Residents who have lived there 50 years and 30 years have seen cumulative effects of past forestry projects,” Balen said Tuesday. “They’ve seen the erosion and brush growing where there’s been green timber. They want to know what the objective is. To create fuel or to preserve green forest. I think they have good ideas and they need to be heard.”

Balen said she has worked with SPI and PG&E in the past and she’s confident the companies are working together to preserve the Tuolumne Main Canal. She also said it’s a complicated project, and the partners should bring residents in to take part in future.

Diana Fredlund with the Stanislaus National Forest said Tuesday she couldn’t address what was happening on SPI land because it’s private property. Though it may border National Forest lands it is not part of the Stanislaus National Forest.
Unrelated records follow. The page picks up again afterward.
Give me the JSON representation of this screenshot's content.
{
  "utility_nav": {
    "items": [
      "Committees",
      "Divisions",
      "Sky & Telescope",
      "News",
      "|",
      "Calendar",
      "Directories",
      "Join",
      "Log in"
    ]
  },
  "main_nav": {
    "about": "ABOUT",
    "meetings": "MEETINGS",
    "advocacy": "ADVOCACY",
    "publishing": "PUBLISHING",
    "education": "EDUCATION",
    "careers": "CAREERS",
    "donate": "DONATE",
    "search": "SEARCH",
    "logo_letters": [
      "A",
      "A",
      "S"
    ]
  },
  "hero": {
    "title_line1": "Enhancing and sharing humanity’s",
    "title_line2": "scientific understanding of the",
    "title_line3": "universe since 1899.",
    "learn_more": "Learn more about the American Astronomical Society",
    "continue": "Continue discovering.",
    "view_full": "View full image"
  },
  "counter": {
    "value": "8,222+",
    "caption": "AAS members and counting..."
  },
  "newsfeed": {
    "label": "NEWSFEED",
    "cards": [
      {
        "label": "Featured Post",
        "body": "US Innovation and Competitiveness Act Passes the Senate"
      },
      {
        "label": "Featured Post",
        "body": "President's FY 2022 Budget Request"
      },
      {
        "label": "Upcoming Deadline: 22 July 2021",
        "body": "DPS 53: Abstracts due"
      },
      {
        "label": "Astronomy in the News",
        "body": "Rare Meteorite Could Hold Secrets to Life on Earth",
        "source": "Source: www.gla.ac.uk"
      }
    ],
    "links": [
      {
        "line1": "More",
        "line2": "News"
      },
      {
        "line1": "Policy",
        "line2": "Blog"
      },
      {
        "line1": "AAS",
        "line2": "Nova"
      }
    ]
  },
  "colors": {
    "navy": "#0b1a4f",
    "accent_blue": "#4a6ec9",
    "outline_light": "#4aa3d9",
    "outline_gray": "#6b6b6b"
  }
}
“All of these agencies are working together to try to protect the forest and the trees and they've been hit with the hazard trees,” Fredlund said. “SPI has the lead on most of the work that's being done up there. SPI and PG&E. We weren't a part of he decision on which trees are to be cut.”

Fire Safe Council

Glenn Gottschall with the Highway 108 FireSafe Council said he couldn’t comment on the work SPI and PG&E are doing on SPI land. He did say the Fire Safe Council is overseeing the 5-mile-long fuel break that is a key part of the Lyons-South Fork Watershed Forest Resiliency Project.

“The thing that strikes me about cutting big trees is none of the fuel break in that same area is going to include any trees more than 12 inches in diameter,” Gottschall said. “It’s going to be five miles long, from LyonsDam to Confidence Road and Center Camp Road, and it’s going to be 250 feet wide on each side of the canal.”

Work on the fuel break took place last fall, this winter and earlier this spring, Gottschall said. There’s still work being done on it with crews from Baseline Conservation Camp. They’re taking out ladder fuels, brush and trees under 12 inches in diameter.

The Lyons-South Fork Watershed Forest Resiliency Project is funded in part by a $496,000 grant awarded in December 2016 to Tuolumne Utilities District from the Sierra Nevada Conservancy to cut down and remove dead trees and hazard trees next to fire-prone Tuolumne Main Canal flumes and ditches in the overgrown South Fork Stanislaus watershed, staff with the state agency and TUD said.

They hope forest thinning and fuel reduction treatments on about 200 acres in the Stanislaus National Forest will reduce fire hazards, allow remaining trees to better withstand ongoing drought and bark beetle attacks, and protect adjacent communities and aging flumes and ditches that are the primary drinking water delivery system for TUD and 90 percent of Tuolumne County residents.

Contact Guy McCarthy at or 588-4585. Follow him on Twitter at @GuyMcCarthy.